Charging a premium for privacy protection is extremely worrisome. First, requiring users to pay for increased privacy protections likely will result in an overall decline in privacy, even for those users who might be privacy-conscious. Consumers generally lack competitive choices for internet service, meaning pricing plan options are limited to those offered by the high-speed internet provider in that area. Stuck with that one provider, a consumer may not be able to justify spending an extra $25 per month to prevent the ISP from using and selling privacy-invasive data. This kind of coercion is the precise design of pay-for-privacy schemes: charge consumers a hefty premium, untethered to the actual value of the data, to protect their privacy so they will have a difficult time justifying the additional cost.

Second, pay-for-privacy schemes will very likely have a disproportionate effect on the economically disadvantaged. As FCC Chairman Tom Wheeler said in a press conference on August 4, privacy should not become a luxury good. But pay-for-privacy will necessarily distribute privacy protections unequally based on wealth. Low-income consumers have less disposable income with which to pay for privacy-protectiive plans, and therefore are much more likely to give up their privacy in exchange for access to the Internet. Low-income consumers should not have to decide between internet access and privacy, but pay-for-privacy forces that decision upon them. 

The FCC should not allow ISPs to manipulate and coerce consumers into giving up their privacy and should prohibit these problematic arrangements as part of its proceeding to implement privacy protections for internet users.

Go here to tell the FCC to protect consumer privacy.

Author:

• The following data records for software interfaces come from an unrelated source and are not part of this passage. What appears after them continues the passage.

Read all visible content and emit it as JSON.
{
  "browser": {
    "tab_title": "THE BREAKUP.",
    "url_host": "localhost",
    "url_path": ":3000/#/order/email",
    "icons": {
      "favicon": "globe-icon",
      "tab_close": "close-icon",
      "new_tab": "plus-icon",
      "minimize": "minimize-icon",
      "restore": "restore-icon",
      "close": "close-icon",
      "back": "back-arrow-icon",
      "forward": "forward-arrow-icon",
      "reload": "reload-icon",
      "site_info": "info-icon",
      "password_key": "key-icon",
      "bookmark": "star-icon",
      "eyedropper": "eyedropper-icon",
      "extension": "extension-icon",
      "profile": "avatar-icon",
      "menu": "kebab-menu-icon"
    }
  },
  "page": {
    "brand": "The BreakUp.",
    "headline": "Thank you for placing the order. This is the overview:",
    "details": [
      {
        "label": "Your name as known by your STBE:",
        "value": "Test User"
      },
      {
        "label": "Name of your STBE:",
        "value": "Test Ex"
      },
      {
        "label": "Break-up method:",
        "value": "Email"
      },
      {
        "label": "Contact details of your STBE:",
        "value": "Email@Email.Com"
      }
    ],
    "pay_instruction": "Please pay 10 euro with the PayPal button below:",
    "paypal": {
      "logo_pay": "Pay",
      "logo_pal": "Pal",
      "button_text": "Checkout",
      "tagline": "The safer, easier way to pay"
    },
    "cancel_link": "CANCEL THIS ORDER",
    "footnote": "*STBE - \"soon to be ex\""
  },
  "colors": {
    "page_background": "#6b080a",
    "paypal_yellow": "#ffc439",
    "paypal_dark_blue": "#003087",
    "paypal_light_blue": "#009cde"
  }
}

Eric Null is policy counsel at the Open Technology Institute, focusing on internet openness and affordability issues, including network neutrality, Lifeline, and privacy.